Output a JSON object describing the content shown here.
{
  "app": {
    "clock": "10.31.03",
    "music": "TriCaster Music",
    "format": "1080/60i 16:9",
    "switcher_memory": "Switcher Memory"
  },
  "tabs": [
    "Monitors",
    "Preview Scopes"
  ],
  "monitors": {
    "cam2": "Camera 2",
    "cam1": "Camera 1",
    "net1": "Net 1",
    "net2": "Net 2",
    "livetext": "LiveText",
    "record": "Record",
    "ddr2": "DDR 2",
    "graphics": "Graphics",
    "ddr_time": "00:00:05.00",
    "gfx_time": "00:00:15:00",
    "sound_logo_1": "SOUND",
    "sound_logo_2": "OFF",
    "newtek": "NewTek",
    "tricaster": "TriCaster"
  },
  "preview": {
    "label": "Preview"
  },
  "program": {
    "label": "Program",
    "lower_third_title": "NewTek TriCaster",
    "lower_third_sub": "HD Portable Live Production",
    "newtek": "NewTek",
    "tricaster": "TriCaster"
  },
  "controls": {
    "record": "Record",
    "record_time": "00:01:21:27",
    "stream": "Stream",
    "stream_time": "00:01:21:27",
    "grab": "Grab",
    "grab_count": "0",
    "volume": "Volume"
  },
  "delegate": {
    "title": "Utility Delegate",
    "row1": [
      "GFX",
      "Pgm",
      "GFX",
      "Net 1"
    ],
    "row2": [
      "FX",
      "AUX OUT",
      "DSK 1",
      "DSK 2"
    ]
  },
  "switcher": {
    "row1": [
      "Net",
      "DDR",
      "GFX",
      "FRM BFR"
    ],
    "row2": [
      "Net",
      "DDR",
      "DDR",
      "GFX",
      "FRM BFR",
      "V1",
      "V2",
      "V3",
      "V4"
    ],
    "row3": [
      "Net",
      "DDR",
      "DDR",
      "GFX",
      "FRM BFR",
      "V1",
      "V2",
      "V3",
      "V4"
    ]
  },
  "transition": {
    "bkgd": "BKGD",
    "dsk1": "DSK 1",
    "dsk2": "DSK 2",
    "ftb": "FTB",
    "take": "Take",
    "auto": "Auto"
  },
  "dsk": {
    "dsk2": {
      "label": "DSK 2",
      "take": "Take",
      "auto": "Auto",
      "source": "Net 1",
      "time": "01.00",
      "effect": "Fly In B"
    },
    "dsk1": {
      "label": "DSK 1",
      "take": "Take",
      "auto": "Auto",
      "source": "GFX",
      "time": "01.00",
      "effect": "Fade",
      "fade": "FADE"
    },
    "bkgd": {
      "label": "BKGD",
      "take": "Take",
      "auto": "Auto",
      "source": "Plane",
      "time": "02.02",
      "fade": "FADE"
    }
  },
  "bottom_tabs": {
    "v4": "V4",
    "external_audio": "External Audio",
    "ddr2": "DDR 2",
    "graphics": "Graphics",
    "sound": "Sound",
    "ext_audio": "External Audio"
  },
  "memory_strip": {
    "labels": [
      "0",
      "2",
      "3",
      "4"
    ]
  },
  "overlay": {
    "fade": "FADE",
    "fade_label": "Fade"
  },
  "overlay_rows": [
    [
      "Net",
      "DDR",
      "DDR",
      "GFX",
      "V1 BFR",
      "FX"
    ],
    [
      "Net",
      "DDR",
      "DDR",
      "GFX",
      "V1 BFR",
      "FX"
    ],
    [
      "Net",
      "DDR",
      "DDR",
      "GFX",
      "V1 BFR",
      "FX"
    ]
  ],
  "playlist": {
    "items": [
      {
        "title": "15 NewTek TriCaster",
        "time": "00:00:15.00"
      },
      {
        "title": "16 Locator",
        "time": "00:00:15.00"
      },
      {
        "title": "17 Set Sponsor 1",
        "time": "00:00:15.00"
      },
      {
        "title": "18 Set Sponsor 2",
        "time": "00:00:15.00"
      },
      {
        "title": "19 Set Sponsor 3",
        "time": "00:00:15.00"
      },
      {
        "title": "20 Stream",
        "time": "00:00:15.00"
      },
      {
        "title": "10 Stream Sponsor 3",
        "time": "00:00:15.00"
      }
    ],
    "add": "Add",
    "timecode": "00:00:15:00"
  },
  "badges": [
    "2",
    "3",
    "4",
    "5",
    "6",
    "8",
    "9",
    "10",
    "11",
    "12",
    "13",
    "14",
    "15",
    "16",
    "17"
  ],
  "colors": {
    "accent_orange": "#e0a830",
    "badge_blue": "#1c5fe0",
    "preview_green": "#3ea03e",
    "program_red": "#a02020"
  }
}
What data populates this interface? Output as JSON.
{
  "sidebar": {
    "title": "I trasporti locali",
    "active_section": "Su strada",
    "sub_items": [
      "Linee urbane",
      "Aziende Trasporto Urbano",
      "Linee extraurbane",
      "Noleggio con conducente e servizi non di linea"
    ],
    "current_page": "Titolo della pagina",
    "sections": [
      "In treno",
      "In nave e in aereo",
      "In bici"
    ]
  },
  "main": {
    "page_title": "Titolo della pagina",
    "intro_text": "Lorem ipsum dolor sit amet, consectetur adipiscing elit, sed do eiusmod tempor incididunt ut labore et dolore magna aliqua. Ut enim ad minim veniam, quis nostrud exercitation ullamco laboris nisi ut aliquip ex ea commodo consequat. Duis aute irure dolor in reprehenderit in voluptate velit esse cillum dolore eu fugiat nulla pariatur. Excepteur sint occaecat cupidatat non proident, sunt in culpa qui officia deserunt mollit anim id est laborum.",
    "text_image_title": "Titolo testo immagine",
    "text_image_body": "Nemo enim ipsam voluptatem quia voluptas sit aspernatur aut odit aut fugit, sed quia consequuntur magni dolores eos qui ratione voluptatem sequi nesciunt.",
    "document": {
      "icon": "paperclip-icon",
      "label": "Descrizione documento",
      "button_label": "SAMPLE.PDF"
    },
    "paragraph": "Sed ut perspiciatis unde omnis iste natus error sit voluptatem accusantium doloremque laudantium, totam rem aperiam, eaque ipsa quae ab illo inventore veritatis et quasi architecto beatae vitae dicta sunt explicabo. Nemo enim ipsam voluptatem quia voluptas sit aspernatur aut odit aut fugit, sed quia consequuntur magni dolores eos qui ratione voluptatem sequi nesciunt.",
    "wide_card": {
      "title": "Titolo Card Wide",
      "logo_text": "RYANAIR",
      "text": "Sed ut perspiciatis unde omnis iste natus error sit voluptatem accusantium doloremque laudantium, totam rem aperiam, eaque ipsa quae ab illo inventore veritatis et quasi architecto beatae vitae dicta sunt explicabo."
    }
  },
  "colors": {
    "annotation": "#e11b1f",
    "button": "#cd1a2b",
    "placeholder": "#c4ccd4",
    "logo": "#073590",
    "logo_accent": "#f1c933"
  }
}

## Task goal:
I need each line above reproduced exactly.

## Answer space:
Output a JSON object describing the content shown here.
{
  "app": {
    "clock": "10.31.03",
    "music": "TriCaster Music",
    "format": "1080/60i 16:9",
    "switcher_memory": "Switcher Memory"
  },
  "tabs": [
    "Monitors",
    "Preview Scopes"
  ],
  "monitors": {
    "cam2": "Camera 2",
    "cam1": "Camera 1",
    "net1": "Net 1",
    "net2": "Net 2",
    "livetext": "LiveText",
    "record": "Record",
    "ddr2": "DDR 2",
    "graphics": "Graphics",
    "ddr_time": "00:00:05.00",
    "gfx_time": "00:00:15:00",
    "sound_logo_1": "SOUND",
    "sound_logo_2": "OFF",
    "newtek": "NewTek",
    "tricaster": "TriCaster"
  },
  "preview": {
    "label": "Preview"
  },
  "program": {
    "label": "Program",
    "lower_third_title": "NewTek TriCaster",
    "lower_third_sub": "HD Portable Live Production",
    "newtek": "NewTek",
    "tricaster": "TriCaster"
  },
  "controls": {
    "record": "Record",
    "record_time": "00:01:21:27",
    "stream": "Stream",
    "stream_time": "00:01:21:27",
    "grab": "Grab",
    "grab_count": "0",
    "volume": "Volume"
  },
  "delegate": {
    "title": "Utility Delegate",
    "row1": [
      "GFX",
      "Pgm",
      "GFX",
      "Net 1"
    ],
    "row2": [
      "FX",
      "AUX OUT",
      "DSK 1",
      "DSK 2"
    ]
  },
  "switcher": {
    "row1": [
      "Net",
      "DDR",
      "GFX",
      "FRM BFR"
    ],
    "row2": [
      "Net",
      "DDR",
      "DDR",
      "GFX",
      "FRM BFR",
      "V1",
      "V2",
      "V3",
      "V4"
    ],
    "row3": [
      "Net",
      "DDR",
      "DDR",
      "GFX",
      "FRM BFR",
      "V1",
      "V2",
      "V3",
      "V4"
    ]
  },
  "transition": {
    "bkgd": "BKGD",
    "dsk1": "DSK 1",
    "dsk2": "DSK 2",
    "ftb": "FTB",
    "take": "Take",
    "auto": "Auto"
  },
  "dsk": {
    "dsk2": {
      "label": "DSK 2",
      "take": "Take",
      "auto": "Auto",
      "source": "Net 1",
      "time": "01.00",
      "effect": "Fly In B"
    },
    "dsk1": {
      "label": "DSK 1",
      "take": "Take",
      "auto": "Auto",
      "source": "GFX",
      "time": "01.00",
      "effect": "Fade",
      "fade": "FADE"
    },
    "bkgd": {
      "label": "BKGD",
      "take": "Take",
      "auto": "Auto",
      "source": "Plane",
      "time": "02.02",
      "fade": "FADE"
    }
  },
  "bottom_tabs": {
    "v4": "V4",
    "external_audio": "External Audio",
    "ddr2": "DDR 2",
    "graphics": "Graphics",
    "sound": "Sound",
    "ext_audio": "External Audio"
  },
  "memory_strip": {
    "labels": [
      "0",
      "2",
      "3",
      "4"
    ]
  },
  "overlay": {
    "fade": "FADE",
    "fade_label": "Fade"
  },
  "overlay_rows": [
    [
      "Net",
      "DDR",
      "DDR",
      "GFX",
      "V1 BFR",
      "FX"
    ],
    [
      "Net",
      "DDR",
      "DDR",
      "GFX",
      "V1 BFR",
      "FX"
    ],
    [
      "Net",
      "DDR",
      "DDR",
      "GFX",
      "V1 BFR",
      "FX"
    ]
  ],
  "playlist": {
    "items": [
      {
        "title": "15 NewTek TriCaster",
        "time": "00:00:15.00"
      },
      {
        "title": "16 Locator",
        "time": "00:00:15.00"
      },
      {
        "title": "17 Set Sponsor 1",
        "time": "00:00:15.00"
      },
      {
        "title": "18 Set Sponsor 2",
        "time": "00:00:15.00"
      },
      {
        "title": "19 Set Sponsor 3",
        "time": "00:00:15.00"
      },
      {
        "title": "20 Stream",
        "time": "00:00:15.00"
      },
      {
        "title": "10 Stream Sponsor 3",
        "time": "00:00:15.00"
      }
    ],
    "add": "Add",
    "timecode": "00:00:15:00"
  },
  "badges": [
    "2",
    "3",
    "4",
    "5",
    "6",
    "8",
    "9",
    "10",
    "11",
    "12",
    "13",
    "14",
    "15",
    "16",
    "17"
  ],
  "colors": {
    "accent_orange": "#e0a830",
    "badge_blue": "#1c5fe0",
    "preview_green": "#3ea03e",
    "program_red": "#a02020"
  }
}
What data populates this interface? Output as JSON.
{
  "sidebar": {
    "title": "I trasporti locali",
    "active_section": "Su strada",
    "sub_items": [
      "Linee urbane",
      "Aziende Trasporto Urbano",
      "Linee extraurbane",
      "Noleggio con conducente e servizi non di linea"
    ],
    "current_page": "Titolo della pagina",
    "sections": [
      "In treno",
      "In nave e in aereo",
      "In bici"
    ]
  },
  "main": {
    "page_title": "Titolo della pagina",
    "intro_text": "Lorem ipsum dolor sit amet, consectetur adipiscing elit, sed do eiusmod tempor incididunt ut labore et dolore magna aliqua. Ut enim ad minim veniam, quis nostrud exercitation ullamco laboris nisi ut aliquip ex ea commodo consequat. Duis aute irure dolor in reprehenderit in voluptate velit esse cillum dolore eu fugiat nulla pariatur. Excepteur sint occaecat cupidatat non proident, sunt in culpa qui officia deserunt mollit anim id est laborum.",
    "text_image_title": "Titolo testo immagine",
    "text_image_body": "Nemo enim ipsam voluptatem quia voluptas sit aspernatur aut odit aut fugit, sed quia consequuntur magni dolores eos qui ratione voluptatem sequi nesciunt.",
    "document": {
      "icon": "paperclip-icon",
      "label": "Descrizione documento",
      "button_label": "SAMPLE.PDF"
    },
    "paragraph": "Sed ut perspiciatis unde omnis iste natus error sit voluptatem accusantium doloremque laudantium, totam rem aperiam, eaque ipsa quae ab illo inventore veritatis et quasi architecto beatae vitae dicta sunt explicabo. Nemo enim ipsam voluptatem quia voluptas sit aspernatur aut odit aut fugit, sed quia consequuntur magni dolores eos qui ratione voluptatem sequi nesciunt.",
    "wide_card": {
      "title": "Titolo Card Wide",
      "logo_text": "RYANAIR",
      "text": "Sed ut perspiciatis unde omnis iste natus error sit voluptatem accusantium doloremque laudantium, totam rem aperiam, eaque ipsa quae ab illo inventore veritatis et quasi architecto beatae vitae dicta sunt explicabo."
    }
  },
  "colors": {
    "annotation": "#e11b1f",
    "button": "#cd1a2b",
    "placeholder": "#c4ccd4",
    "logo": "#073590",
    "logo_accent": "#f1c933"
  }
}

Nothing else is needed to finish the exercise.